Steelers WR corps more like 'New Money' now

By Gerry Dulac / Pittsburgh Post-Gazette

There might have been something to this "Young Money" stuff after all. Even if it was misguided.

Mike Wallace, Antonio Brown and Emmanuel Sanders bestowed the nickname on themselves when they arrived a year apart as the new receiving corps for the Steelers.

They were young, fast and talented, and the moniker was meant to suggest the trio would be money in the bank for the Steelers offense. And, at various points, it was that and more.

But it also ended up being a precursor to the wealth each has received at a tender stage in their NFL development.

Brown, a sixth-round pick in 2010, was the first to reap the financial reward, signing a six-year, $42.5 million contract last year at the beginning of training camp when Wallace was a holdout.

Wallace, who wanted more than that from the Steelers, left as an unrestricted free agent after last season to sign a five-year, $60 million contract with the Miami Dolphins.

And Sanders, a third-round choice in 2010, received a one-year, $2.5 million contract from the Steelers when they decided to match the offer sheet he received from the New England Patriots.

That's $105 million in wealth for three players who have a combined 10 years experience in the NFL - or one fewer than Plaxico Burress.

But all that money did not reflect the impact - or lack thereof - the young receivers had last season with the Steelers. It was certainly not commensurate with the production each displayed in 2012. Young money provided a bad return, and it created an unsettling atmosphere among the offense.

Even Brown, who has been elevated to No. 1 receiver with the loss of Wallace, conceded the unit underperformed last season.

"Definitely," he said. "We definitely came up short. But we're going to leave last year behind. This year is a new slate. Everyone's got a fresh start. Nobody really remembers last year. It's all out of our minds."

Granted, the trio of Wallace, Brown and Sanders combined for 174 catches, 14 touchdowns and a per-catch average of 12.9 yards last season. But each distinguished themselves more for the mistakes they made and the catches they didn't make.

Wallace looked more like a possession receiver for much of the early part of the season and had big drops, including a potential game-changer in a devastating Week 14 loss to the San Diego Chargers.

Brown finished with five touchdowns after missing three games with an ankle injury, but his season will be remembered for mental gaffes and costly fumbles, including the one in Week 15 in Dallas.

And Sanders will be remembered for the two inexplicable fumbles at midfield on plays that proved to be significant.

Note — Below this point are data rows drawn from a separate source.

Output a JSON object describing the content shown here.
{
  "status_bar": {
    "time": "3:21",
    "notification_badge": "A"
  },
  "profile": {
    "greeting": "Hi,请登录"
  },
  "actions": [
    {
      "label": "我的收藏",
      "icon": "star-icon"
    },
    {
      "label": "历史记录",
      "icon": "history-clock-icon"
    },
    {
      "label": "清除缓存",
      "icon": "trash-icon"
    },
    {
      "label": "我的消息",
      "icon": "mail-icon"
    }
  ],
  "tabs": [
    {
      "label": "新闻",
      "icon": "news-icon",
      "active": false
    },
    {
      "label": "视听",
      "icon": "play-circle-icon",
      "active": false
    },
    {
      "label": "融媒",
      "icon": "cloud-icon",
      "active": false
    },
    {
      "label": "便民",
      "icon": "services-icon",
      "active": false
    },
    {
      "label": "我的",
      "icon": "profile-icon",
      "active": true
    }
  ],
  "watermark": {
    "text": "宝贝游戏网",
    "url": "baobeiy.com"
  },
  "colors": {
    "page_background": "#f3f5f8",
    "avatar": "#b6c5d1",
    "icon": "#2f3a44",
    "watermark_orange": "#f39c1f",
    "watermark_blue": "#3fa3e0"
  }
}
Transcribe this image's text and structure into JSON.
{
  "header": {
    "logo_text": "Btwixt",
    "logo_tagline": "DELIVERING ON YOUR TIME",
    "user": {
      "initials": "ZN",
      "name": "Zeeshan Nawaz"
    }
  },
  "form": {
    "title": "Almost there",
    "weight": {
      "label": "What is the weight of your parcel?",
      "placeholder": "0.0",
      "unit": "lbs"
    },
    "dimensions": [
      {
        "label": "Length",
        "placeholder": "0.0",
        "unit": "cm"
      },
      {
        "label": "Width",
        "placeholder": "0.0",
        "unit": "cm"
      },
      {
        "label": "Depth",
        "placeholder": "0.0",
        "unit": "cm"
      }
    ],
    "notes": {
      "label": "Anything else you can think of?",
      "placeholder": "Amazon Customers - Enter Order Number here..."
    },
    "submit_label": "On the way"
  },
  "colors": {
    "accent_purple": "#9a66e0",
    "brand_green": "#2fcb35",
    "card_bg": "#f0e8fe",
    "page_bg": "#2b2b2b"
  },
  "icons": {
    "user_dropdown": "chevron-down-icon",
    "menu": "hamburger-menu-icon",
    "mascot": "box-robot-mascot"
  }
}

"We have to show up and get better," Brown said. "This is where the building process starts. We have to preach to them, not let them forget we were 8-8."

Coach Mike Tomlin is trying to change some of what happened with his receivers with the hiring of Richard Mann as position coach, replacing Scottie Montgomerie.

Tomlin has a history of hiring younger coaches to his staff but made an exception with Mann, 65, because of his demanding, no-nonsense approach. Tomlin was on the same coaching staff with Mann, an Aliquippa native, when he was a secondary coach with the Tampa Bay Buccaneers.

"It wasn't an unknown for me," Tomlin said. "His expertise is obvious. He builds great rapport with men. He's a great teacher. He's a team player. All those things were turn-ons to me."

Still, the Steelers have to move on without Wallace, their big-play threat who had 235 catches, 32 touchdowns and averaged 17.2 yards per catch in four seasons with them. His departure will have the most significant impact on Sanders, who now becomes a starter.

The Steelers had hoped to talk to Sanders about a long-term contract extension after matching the Patriots' offer. But they believe he wants to test the free-agent market at the end of the season.

"It felt good to be wanted," Sanders said. "When the offer came, I had to make a decision. As much as I love Pittsburgh, I had to do what's best for my family and for me. And I felt like since they're offering, I might as well take a shot. I felt it was a great opportunity for me.

"I was happy Pittsburgh matched the offer because they're the team that drafted me and gave me an opportunity in this league. So I was thankful for it. I'm happy to be here."

The Steelers are hoping rookie Markus Wheaton, a third-round choice from Oregon State, can help replace Wallace. He has the same type of deep speed as Wallace - Wheaton was clocked at 4.3 in the 40-yard dash at the NFL combine - and has the same body type (5-11, 182) as Brown and Sanders.

"He's a speedster and he loves to play football," Sanders said. "Anytime you get a guy like that in the room, I always welcome him."